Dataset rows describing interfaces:
◆ ◆ ◆ ◆ ◆ ◆ ◆

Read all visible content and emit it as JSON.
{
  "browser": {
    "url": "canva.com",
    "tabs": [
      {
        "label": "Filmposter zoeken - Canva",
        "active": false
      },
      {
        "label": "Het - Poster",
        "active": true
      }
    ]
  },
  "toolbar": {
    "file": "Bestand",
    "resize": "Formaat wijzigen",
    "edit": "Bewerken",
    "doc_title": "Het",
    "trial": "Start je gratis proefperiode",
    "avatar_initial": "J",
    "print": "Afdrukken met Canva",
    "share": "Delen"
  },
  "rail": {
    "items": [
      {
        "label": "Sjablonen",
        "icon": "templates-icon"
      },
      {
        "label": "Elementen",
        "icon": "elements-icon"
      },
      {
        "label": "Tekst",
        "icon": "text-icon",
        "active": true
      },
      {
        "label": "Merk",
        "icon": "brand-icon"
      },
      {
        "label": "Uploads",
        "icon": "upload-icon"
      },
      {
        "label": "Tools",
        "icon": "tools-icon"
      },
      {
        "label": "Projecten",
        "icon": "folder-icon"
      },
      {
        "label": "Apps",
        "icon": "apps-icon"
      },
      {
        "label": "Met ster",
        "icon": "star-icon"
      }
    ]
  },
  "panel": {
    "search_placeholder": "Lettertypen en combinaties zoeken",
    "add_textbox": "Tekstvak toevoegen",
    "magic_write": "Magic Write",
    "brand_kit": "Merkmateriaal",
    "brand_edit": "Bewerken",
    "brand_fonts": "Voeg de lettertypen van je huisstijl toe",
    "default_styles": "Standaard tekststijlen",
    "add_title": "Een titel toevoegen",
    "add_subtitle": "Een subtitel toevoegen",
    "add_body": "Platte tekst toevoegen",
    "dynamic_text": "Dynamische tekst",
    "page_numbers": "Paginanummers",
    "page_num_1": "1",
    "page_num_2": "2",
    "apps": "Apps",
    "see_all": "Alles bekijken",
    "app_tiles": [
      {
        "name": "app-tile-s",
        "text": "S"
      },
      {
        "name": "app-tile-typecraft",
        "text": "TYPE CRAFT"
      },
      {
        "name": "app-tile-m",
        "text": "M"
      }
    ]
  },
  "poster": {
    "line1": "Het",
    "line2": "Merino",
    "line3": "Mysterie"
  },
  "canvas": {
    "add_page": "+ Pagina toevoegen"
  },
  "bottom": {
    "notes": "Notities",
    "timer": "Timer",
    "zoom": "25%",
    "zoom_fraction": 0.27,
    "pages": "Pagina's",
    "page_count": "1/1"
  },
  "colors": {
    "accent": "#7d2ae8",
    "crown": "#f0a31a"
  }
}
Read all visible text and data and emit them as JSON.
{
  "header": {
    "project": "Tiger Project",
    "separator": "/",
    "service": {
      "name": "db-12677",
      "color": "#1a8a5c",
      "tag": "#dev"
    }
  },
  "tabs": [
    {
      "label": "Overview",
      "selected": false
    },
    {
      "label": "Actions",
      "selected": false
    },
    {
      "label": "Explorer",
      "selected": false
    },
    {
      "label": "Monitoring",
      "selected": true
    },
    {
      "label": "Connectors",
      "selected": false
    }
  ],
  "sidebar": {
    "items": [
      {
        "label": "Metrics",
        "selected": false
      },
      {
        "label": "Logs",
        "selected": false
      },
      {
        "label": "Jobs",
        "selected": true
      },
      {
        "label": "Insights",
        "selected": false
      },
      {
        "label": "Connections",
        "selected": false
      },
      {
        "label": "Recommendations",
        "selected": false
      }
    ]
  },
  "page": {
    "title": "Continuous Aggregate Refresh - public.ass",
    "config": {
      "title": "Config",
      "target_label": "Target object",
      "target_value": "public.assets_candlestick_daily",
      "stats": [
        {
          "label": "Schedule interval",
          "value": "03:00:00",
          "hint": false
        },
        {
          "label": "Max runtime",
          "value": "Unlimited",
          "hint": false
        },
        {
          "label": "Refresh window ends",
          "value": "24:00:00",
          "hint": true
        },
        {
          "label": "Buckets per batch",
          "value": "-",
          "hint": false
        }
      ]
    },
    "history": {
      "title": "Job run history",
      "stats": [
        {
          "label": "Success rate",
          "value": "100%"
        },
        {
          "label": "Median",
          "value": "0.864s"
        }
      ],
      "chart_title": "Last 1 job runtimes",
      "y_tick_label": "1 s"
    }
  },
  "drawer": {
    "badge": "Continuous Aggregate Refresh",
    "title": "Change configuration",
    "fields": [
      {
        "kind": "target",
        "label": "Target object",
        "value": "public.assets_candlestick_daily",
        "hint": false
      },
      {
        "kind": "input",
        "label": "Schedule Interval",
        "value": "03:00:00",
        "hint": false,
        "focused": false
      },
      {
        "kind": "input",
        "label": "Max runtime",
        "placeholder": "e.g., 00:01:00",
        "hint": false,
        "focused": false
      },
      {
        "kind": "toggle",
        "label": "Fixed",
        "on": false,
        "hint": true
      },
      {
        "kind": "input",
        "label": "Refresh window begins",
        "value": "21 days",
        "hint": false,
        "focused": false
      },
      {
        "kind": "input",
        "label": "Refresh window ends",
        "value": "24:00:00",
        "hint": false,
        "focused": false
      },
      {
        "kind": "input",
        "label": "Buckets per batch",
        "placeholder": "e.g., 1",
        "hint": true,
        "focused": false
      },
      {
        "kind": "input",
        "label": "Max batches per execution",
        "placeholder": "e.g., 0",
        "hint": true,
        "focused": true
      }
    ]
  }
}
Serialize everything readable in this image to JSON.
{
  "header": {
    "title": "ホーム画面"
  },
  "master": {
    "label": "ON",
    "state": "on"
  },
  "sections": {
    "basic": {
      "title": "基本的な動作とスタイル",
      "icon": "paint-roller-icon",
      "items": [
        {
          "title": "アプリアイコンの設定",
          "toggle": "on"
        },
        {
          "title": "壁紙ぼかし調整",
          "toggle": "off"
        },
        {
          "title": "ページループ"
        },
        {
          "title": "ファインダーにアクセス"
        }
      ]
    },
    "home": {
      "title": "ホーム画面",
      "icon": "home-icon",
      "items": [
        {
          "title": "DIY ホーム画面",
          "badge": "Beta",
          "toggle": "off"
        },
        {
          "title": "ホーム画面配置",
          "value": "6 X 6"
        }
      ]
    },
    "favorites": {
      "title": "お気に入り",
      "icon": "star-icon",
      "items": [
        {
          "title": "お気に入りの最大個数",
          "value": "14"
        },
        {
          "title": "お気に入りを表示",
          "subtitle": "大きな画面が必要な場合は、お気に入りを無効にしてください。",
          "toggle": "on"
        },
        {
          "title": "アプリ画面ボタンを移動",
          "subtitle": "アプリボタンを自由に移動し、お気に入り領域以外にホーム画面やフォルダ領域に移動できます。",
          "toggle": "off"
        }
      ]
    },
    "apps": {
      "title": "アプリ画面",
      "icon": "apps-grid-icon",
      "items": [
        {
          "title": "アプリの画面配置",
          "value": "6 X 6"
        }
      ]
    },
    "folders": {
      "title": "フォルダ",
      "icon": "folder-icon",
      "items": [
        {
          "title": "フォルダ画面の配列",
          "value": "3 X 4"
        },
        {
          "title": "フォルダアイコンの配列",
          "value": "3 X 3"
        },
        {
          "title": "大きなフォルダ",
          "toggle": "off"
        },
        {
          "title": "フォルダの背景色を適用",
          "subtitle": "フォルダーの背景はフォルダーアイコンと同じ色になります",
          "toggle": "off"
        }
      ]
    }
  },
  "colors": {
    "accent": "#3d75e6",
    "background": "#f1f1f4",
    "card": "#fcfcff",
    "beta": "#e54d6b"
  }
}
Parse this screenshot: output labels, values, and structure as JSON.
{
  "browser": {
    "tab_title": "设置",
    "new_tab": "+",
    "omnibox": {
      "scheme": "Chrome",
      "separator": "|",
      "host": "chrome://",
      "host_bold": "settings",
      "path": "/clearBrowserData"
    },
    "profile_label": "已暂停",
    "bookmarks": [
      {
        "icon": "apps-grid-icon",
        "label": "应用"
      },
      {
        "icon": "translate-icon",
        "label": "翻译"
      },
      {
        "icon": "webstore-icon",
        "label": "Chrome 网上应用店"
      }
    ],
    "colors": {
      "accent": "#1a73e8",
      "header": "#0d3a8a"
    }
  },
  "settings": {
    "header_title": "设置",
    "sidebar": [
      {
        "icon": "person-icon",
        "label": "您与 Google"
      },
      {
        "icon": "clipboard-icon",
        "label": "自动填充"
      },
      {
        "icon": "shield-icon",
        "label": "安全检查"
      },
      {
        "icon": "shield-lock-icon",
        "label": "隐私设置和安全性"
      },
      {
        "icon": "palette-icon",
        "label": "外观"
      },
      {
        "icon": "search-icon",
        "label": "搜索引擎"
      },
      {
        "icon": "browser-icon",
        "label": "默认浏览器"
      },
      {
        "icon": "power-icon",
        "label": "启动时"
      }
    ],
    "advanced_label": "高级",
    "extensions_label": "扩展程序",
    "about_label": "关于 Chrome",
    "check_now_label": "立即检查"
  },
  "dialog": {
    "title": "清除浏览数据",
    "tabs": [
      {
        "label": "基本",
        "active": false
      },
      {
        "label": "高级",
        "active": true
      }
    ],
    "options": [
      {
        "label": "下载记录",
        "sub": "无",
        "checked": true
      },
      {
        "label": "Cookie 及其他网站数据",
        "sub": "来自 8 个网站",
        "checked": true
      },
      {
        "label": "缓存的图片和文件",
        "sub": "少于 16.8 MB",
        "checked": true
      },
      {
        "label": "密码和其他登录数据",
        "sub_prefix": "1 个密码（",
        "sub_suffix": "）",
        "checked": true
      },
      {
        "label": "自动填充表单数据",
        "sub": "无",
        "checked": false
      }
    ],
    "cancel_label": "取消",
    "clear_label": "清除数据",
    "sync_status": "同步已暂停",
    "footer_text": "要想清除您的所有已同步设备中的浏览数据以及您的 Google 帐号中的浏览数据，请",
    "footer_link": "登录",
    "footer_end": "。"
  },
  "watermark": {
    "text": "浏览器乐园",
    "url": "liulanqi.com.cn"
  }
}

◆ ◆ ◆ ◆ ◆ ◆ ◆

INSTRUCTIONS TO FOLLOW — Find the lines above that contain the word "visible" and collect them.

ANSWER FOR THIS EXERCISE —
Read all visible content and emit it as JSON.
Read all visible text and data and emit them as JSON.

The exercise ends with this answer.